Hive report: a real quickie….



Washboarding bees

I’m such an awful wimp when it comes to heat and humidity. I was planning to inspect both hives today since I would be replacing the empty feeding buckets with full ones. I put additional supers on both hives but I thought I should see how much comb had been drawn in them.


With a heat index of 102°F (even with the humidity relatively low–well actually low for here) I didn’t last long in the bee suit. It’s really frustrating trying to see the world with sweat drops on the bee veil (yes, I was wearing a headband to try and sop it up).

Instead of the more detailed inspection that I had planned, I opted to simply remove the inner cover and see how many frames had been drawn in each one. The Durham bees (the ones from here in town) had drawn comb on almost every frame in the super. The Georgia bees (the package) had drawn enough comb in the super that I decided both hives needed to have a super added before I put the feeders back on.
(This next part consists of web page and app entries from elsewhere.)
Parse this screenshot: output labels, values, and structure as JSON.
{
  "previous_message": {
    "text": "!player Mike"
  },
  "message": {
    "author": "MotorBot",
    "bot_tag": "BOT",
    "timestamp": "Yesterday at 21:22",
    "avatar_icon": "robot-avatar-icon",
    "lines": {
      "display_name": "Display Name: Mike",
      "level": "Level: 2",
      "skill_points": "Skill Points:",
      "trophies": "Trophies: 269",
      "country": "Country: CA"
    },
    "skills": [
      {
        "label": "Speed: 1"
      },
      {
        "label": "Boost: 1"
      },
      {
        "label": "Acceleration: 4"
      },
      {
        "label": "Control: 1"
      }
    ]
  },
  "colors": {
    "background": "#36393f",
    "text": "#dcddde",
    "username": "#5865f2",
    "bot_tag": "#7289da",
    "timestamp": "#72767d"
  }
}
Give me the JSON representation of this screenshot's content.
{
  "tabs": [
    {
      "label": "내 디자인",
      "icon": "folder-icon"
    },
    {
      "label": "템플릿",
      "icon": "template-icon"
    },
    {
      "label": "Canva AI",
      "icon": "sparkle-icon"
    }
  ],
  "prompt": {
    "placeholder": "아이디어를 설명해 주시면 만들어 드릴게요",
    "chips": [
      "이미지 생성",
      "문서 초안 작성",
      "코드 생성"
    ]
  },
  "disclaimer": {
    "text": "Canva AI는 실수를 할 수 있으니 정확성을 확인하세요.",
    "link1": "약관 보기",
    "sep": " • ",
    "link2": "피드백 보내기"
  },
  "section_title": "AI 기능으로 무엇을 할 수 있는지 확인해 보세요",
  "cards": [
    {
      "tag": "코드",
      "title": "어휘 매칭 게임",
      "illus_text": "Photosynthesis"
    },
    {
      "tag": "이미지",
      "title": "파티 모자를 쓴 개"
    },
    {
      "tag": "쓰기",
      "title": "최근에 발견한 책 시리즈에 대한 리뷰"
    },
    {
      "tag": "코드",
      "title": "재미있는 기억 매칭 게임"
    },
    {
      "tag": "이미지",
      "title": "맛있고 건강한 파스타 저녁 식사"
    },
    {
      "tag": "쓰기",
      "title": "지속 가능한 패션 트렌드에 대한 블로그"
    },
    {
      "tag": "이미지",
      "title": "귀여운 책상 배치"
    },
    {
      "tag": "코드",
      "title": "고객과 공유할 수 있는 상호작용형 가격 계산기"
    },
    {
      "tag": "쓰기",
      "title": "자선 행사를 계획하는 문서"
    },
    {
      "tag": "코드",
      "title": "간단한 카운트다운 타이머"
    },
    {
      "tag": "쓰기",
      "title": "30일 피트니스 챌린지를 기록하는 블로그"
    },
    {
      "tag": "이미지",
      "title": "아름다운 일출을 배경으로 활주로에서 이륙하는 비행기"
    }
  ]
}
I still need to do a full inspection before long to check for mites and all that good stuff, but for now, I think I have two healthy hives that are doing what bees do.


The bees are displaying an interesting bit of honey bee behavior: both hives are washboarding. It’s something honey bees do (apparently adolescents), but no one knows what they are really doing, or why. I found a reference that said the do it more on surfaces with more texture, but nothing to say what they are really doing. They just spread out on the hive (usually the front, though the bees from one hive are spreading over onto the sides as well) and are rocking back and forth, doing something with their mouthparts and front legs.

Is it just the adolescents out for a disco day?



Hive report (08 &10 September 2015)

traffic in and out of hive08 September 2015: Even though it’s a cloudy day there’s a good amount of traffic in and out of the hive–I’m glad I did give them a larger entrance to the hive when I had it open for the inspection.

I’ve looked at the flight path in and out of the hive and I think that they are heading for a local greenway/trail. Looking at Google Earth map, that is easily within a one-mile radius of the hive. I need to go hike the trail and see what is blooming now.  That’s one of the things you need to look at the blooming flowers from a bee’s point of view, and the quality of nectar produced by the flower. So much to learn….

Today I put the “stickyboard” in the screened bottom board to assess Varroa destructor (mites) in the colony to find out if I need to treat for them before winter. That has to stay under the hive for three days so I can get an idea of what’s going on with mites.

honey bees at hive carrying pollen10 September 2015:  The girls have been slurping down the sugar syrup (with Honey-B-Healthy), as well as bringing in pollen and nectar.  I gave them new syrup today as they had almost completely cleaned out the jars.

When I went out to the hive I got to see some different honey bee behavior:  I had bees washboarding on the front of the hive. No one seems to know what this behavior is, but it’s common, and it’s done by “adolescent” worker bees.

There was lots of traffic in and out–different colors of pollen being carried in–the bright yellow shows up most clearly, but I saw some orange, white, deeper yellow, and some very dark red while I was watching them come and go.

Tomorrow I’ll be able to pull the stickyboard and see what the Varroa population looks like.  Fingers crossed on that one since this is a new colony.  I’ve been reading about the various treatments, including some “natural” ones that use herbs, and other “harder” chemicals.

It will be another week before I can sneak another peek inside to see how much pollen, nectar, brood, and honey is there.  It’s  like wanting to peek into the oven to see if the soufflé is rising properly–not at all a good idea no matter how curious you are.

pollen colors